Wisconsin is represented by major league teams in three sports: football, baseball, and basketball. Lambeau Field, located in Green Bay, Wisconsin, is home to the National Football League's Green Bay Packers. The Packers have been part of the NFL since the league's second season in 1921 and hold the record for the most NFL titles, earning the city of Green Bay the nickname "Titletown USA". The Packers are the smallest city franchise in the NFL, and is the only one owned by shareholders statewide. The franchise was founded by "Curly" Lambeau who played and coached for them. The Green Bay Packers are one of the most successful small-market professional sports franchises in the world and have won 13 NFL championships, including the first two AFL-NFL Championship games (Super Bowls I and II) ,Super Bowl XXXI and Super Bowl XLV . The state's support of the team is evidenced by the 81,000-person waiting list for season tickets to Lambeau Field.
The Milwaukee Brewers, the state's only major league baseball team, play in Miller Park in Milwaukee, the successor to Milwaukee County Stadium since 2001. In 1982, the Brewers won the American League Championship, marking their most successful season. The team switched from the American League to the National League starting with the 1998 season.
The Milwaukee Bucks of the National Basketball Association play home games at the Bradley Center. The Bucks won the NBA Championship in 1971.
The state also has minor league teams in hockey (Milwaukee Admirals) and baseball (the Wisconsin Timber Rattlers, based in Appleton and the Beloit Snappers of the Class A minor leagues). Wisconsin is also home to the Madison Mallards, the La Crosse Loggers, the Eau Claire Express, the Green Bay Bullfrogs, the Wisconsin Woodchucks, and the Wisconsin Rapids Rafters of the Northwoods League, a collegiate all-star summer league. In arena football Wisconsin is represented by three teams: the Wisconsin Wolfpack in Madison in the CIFL; the Green Bay Blizzard of the IFL, and the Milwaukee Mustangs of the AFL.

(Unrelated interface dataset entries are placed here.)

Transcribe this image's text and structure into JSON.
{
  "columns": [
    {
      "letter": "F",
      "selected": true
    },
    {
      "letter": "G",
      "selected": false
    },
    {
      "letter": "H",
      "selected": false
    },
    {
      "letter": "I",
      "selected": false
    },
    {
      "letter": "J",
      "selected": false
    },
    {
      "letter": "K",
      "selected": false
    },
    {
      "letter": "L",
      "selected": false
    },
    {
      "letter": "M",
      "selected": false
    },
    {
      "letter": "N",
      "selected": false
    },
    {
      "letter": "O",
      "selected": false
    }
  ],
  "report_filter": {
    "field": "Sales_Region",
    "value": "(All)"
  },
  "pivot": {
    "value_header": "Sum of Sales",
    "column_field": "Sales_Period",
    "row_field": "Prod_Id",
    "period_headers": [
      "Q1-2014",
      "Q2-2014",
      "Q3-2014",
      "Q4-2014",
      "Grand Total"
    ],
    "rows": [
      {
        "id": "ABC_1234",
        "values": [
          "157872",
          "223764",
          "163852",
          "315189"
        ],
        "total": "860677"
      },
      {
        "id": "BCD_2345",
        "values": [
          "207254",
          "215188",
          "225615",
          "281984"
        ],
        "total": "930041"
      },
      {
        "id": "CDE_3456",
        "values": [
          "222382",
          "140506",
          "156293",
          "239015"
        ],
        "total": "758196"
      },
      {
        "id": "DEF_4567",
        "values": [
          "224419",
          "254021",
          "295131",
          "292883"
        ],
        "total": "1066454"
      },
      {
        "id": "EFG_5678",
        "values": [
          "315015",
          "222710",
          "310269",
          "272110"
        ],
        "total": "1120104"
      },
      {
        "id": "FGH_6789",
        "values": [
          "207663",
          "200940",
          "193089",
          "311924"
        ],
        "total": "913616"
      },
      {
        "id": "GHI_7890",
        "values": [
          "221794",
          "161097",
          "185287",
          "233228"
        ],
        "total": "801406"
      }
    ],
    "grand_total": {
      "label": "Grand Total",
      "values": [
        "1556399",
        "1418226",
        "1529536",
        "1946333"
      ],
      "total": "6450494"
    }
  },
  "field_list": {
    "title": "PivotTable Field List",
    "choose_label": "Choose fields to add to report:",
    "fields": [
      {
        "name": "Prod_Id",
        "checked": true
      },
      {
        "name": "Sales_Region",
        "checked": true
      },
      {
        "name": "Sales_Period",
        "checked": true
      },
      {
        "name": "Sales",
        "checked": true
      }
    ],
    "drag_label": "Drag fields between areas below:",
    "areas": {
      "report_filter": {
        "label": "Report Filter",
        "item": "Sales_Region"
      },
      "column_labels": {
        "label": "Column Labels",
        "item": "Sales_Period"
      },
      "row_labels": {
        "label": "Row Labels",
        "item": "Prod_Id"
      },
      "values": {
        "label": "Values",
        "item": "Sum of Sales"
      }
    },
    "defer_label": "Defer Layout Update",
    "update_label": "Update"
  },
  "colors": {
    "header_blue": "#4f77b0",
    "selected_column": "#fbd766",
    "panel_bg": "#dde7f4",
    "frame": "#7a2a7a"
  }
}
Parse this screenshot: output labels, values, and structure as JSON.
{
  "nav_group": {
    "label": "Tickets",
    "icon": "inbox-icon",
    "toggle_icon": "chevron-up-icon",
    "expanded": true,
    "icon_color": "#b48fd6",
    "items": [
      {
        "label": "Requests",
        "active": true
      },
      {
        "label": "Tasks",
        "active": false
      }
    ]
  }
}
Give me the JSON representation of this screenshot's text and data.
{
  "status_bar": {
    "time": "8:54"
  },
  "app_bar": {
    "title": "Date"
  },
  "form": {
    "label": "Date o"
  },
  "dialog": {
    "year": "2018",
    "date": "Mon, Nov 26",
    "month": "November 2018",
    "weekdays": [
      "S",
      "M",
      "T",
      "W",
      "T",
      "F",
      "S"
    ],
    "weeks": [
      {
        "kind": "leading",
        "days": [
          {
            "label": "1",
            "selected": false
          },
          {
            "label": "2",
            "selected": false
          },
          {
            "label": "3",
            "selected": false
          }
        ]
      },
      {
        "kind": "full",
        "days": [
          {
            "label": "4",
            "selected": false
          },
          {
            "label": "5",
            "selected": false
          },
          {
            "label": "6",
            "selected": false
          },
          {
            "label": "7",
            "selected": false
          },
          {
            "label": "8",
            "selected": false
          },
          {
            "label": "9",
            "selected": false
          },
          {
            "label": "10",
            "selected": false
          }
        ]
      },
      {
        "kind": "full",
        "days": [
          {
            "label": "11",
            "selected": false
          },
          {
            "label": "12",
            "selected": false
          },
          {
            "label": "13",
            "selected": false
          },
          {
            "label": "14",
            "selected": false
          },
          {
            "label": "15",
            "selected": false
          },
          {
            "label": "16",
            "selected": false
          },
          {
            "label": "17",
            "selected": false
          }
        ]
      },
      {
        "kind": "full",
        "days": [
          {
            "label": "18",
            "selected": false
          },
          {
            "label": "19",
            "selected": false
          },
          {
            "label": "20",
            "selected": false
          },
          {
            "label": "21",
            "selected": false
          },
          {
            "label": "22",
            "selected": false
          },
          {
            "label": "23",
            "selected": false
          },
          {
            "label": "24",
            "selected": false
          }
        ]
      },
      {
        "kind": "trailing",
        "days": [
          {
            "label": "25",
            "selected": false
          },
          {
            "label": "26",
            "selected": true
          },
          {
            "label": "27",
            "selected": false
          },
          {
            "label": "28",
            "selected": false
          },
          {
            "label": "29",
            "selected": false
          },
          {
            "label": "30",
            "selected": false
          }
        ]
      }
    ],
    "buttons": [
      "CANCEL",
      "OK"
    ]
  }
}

Wisconsin also has many college sports programs, including the Wisconsin Badgers, of the University of Wisconsin–Madison and the Panthers of University of Wisconsin - Milwaukee. The Wisconsin Badgers football former head coach Barry Alvarez led the Badgers to three Rose Bowl championships, including back-to-back victories in 1999 and 2000. The Badger men's basketball team won the national title in 1941 and made a second trip to college basketball's Final Four in 2000. The Badgers claimed a historic dual championship in 2006 when both the women's and men's hockey teams won national titles.
The Marquette Golden Eagles of the Big East Conference, the state's other major collegiate program, is known for its men's basketball team, which, under the direction of Al McGuire, won the NCAA National Championship in 1977. The team returned to the Final Four in 2003.
The Semi-Professional Northern Elite Football League consists of many teams from Wisconsin. The league is made up of former professional, collegiate, and high school players. Teams from Wisconsin include: The Green Bay Gladiators from Green Bay, WI, The Fox Valley Force in Appleton, WI, The Kimberly Storm in Kimberly, WI, The Central Wisconsin Spartans in Wausau, WI, The Eau Claire Crush and the Chippewa Valley Predators from Eau Claire, WI, and the Lake Superior Rage from Superior, WI. The league also has teams in Michigan and Minnesota. Teams play from May until August.
Wisconsin is home to the world's oldest operational racetrack. The Milwaukee Mile, located in State Fair Park in West Allis held races there long before the Indy 500.
Wisconsin is home to the nation's oldest operating velodrome in Kenosha where races have been held every year since 1927.